AIM OF THE EXERCISE:
Search the data for the word "true" and copy every line that contains it.

RAW DATA:
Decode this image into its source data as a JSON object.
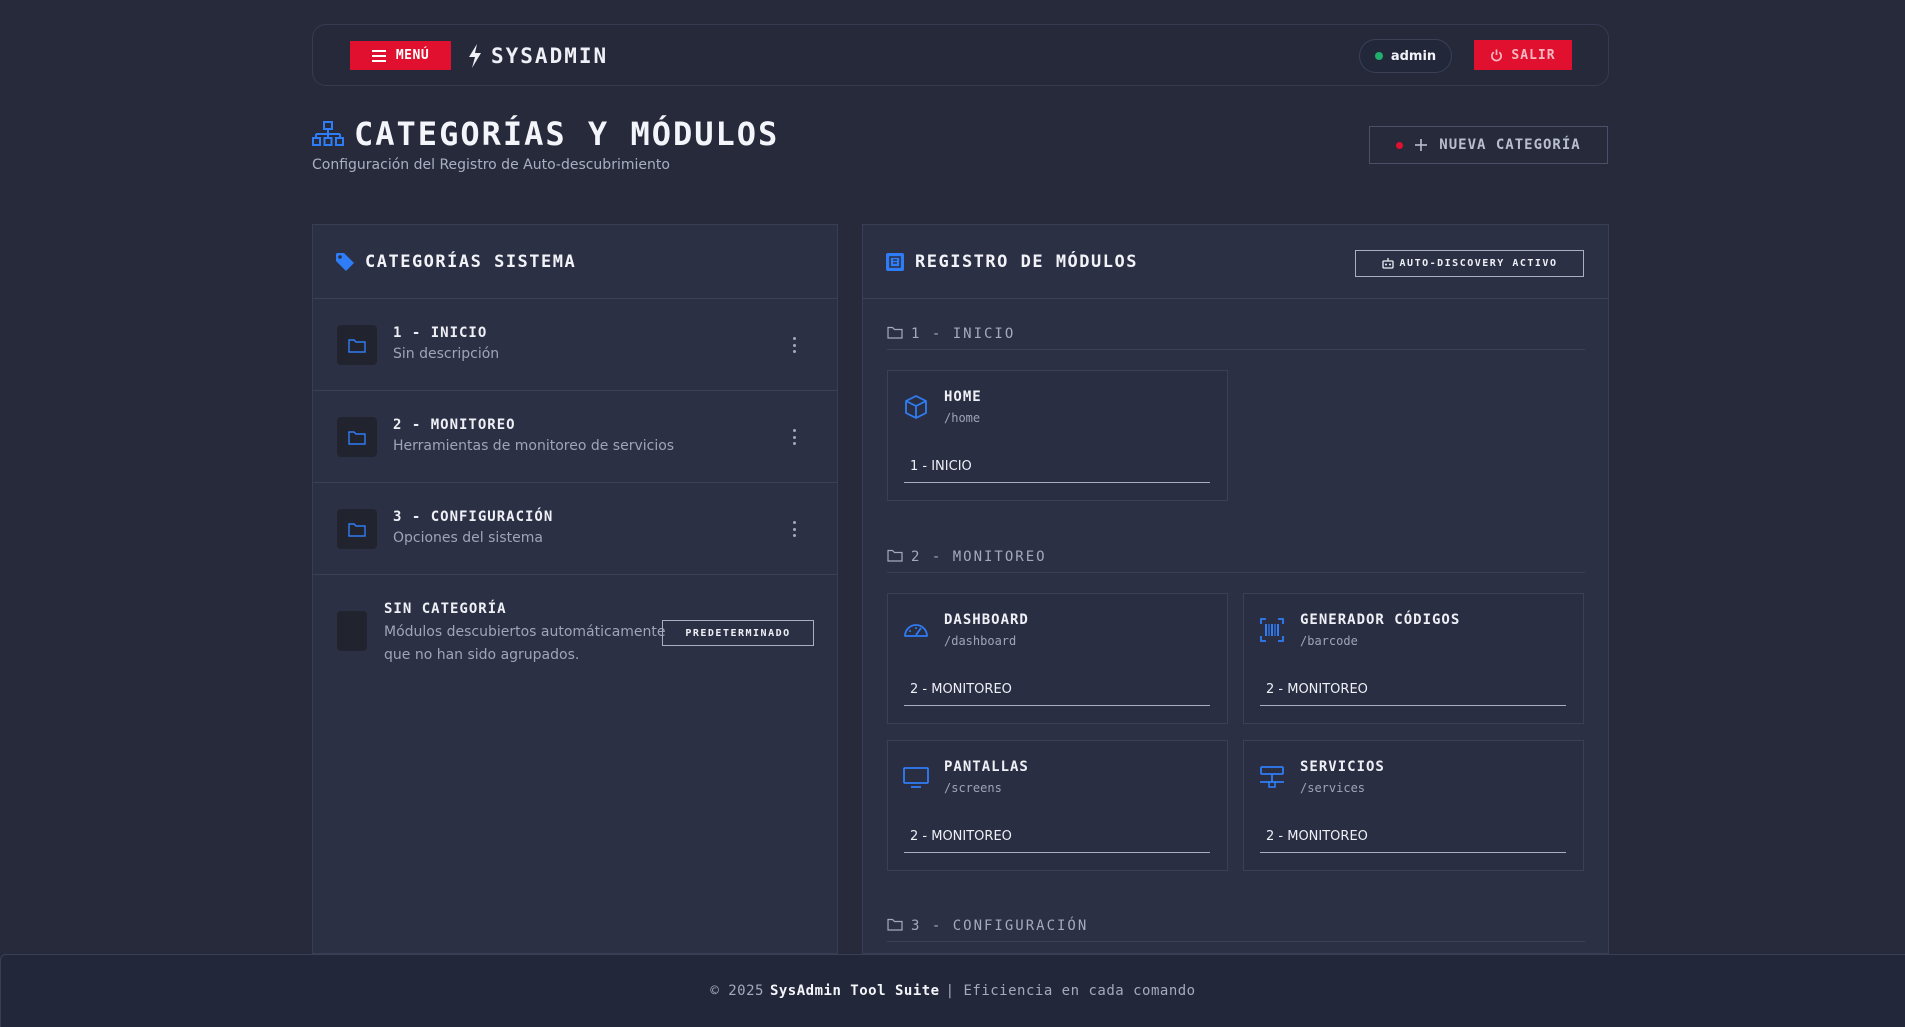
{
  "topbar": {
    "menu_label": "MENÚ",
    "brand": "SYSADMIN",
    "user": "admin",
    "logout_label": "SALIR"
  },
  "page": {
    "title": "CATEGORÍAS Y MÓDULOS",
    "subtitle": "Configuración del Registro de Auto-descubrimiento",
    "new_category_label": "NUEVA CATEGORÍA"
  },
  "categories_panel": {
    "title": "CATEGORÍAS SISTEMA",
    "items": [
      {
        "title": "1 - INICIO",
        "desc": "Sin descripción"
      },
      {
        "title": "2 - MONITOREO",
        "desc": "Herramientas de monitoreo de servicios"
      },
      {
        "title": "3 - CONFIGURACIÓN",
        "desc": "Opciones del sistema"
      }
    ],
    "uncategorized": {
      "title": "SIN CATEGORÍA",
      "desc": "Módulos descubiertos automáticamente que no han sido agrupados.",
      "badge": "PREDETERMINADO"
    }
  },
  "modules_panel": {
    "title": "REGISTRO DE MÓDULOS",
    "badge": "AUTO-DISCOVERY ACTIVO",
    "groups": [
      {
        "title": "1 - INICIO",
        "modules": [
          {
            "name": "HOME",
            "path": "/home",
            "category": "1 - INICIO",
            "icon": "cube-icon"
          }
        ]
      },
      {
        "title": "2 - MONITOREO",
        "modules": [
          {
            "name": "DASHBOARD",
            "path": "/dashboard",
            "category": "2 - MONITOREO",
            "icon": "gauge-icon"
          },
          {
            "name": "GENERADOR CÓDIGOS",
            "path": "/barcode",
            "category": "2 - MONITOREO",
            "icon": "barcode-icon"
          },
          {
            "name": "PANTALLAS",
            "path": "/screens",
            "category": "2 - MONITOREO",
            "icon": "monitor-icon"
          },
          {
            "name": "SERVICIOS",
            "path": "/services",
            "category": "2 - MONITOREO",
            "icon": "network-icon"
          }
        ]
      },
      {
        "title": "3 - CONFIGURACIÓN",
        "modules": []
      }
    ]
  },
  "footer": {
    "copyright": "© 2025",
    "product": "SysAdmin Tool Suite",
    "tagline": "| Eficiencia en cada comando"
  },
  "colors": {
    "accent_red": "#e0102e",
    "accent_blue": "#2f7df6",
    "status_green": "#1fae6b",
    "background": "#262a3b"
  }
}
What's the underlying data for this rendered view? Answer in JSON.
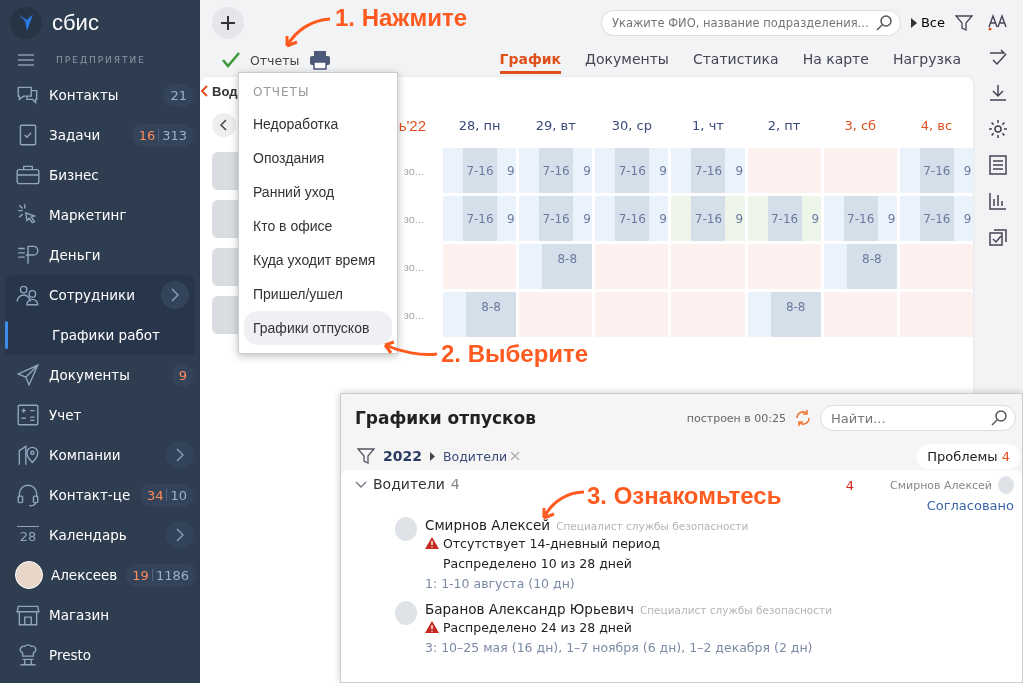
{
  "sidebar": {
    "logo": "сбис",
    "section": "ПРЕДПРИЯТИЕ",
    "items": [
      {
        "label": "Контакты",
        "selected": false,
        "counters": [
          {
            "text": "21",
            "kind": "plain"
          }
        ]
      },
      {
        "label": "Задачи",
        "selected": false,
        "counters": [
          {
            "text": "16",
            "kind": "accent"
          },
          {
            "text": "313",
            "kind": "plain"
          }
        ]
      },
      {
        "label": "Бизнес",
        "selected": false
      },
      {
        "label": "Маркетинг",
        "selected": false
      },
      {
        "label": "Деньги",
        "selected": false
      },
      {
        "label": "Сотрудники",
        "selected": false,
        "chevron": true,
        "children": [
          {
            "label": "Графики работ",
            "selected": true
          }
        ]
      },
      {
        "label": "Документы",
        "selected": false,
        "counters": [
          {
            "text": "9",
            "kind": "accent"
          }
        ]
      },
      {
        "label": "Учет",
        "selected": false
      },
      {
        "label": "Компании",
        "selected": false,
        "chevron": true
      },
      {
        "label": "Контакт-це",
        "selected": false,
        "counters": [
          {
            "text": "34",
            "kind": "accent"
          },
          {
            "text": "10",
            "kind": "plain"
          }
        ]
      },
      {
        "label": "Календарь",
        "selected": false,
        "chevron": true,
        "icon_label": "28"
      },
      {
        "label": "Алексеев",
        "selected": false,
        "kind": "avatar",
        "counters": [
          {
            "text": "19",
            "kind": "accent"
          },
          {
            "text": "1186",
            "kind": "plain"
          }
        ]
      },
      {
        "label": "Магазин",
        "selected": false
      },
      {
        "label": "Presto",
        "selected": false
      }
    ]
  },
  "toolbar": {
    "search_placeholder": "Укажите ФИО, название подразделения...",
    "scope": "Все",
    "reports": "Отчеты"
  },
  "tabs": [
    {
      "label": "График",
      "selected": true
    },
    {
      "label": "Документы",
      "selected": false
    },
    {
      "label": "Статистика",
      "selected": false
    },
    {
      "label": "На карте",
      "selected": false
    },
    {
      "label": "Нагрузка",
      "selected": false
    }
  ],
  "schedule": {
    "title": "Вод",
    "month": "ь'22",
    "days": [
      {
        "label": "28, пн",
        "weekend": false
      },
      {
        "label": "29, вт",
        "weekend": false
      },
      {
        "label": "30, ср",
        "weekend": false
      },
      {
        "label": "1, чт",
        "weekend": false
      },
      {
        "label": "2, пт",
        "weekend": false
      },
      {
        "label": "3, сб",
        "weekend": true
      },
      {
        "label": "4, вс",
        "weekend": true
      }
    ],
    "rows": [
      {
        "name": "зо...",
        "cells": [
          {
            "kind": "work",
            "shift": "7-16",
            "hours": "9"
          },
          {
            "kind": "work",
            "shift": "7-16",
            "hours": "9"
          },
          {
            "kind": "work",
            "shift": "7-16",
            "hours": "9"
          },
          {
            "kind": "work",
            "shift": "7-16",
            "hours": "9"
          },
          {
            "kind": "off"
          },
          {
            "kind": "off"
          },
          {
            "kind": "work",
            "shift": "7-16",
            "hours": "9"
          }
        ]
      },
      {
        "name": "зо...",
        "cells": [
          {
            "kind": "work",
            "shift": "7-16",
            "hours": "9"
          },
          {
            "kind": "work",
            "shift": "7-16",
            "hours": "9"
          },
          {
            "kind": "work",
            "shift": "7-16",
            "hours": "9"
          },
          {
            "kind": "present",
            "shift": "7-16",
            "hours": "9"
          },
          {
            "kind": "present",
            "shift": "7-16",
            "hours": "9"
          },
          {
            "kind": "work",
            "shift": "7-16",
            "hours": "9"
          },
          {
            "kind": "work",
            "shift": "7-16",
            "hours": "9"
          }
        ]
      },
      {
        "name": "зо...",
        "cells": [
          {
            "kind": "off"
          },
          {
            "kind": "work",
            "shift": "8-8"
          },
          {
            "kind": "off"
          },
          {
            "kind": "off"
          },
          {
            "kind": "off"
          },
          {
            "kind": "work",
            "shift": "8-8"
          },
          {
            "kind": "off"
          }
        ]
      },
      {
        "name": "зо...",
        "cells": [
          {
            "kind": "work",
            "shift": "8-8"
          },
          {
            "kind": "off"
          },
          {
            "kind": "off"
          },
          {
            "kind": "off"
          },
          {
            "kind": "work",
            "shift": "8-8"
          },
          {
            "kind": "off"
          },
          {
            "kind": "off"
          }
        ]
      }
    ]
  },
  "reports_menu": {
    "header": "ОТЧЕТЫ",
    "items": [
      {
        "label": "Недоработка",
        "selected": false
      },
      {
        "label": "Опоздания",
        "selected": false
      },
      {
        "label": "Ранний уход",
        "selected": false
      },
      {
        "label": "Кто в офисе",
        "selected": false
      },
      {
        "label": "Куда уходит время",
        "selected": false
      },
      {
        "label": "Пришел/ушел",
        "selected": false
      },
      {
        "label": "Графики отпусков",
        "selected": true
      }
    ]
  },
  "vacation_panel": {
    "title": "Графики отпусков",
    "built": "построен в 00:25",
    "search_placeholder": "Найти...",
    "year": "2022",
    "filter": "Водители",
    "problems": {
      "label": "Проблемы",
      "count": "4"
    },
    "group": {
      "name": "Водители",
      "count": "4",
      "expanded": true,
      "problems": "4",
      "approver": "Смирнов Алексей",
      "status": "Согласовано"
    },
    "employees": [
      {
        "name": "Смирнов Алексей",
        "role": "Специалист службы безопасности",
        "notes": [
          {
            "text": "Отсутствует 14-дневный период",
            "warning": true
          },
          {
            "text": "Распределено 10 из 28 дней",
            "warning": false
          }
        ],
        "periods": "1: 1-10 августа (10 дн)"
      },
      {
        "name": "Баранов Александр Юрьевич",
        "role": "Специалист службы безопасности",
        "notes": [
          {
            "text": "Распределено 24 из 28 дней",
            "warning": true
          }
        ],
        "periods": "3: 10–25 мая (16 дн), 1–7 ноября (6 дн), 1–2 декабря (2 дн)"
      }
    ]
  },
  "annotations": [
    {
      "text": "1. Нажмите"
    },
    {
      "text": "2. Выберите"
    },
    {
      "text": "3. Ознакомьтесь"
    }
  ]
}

WRITTEN REPLY:
        "chevron": true,
            "selected": true
        "chevron": true
        "chevron": true,
      "selected": true
        "weekend": true
        "weekend": true
        "selected": true
      "expanded": true,
            "warning": true
            "warning": true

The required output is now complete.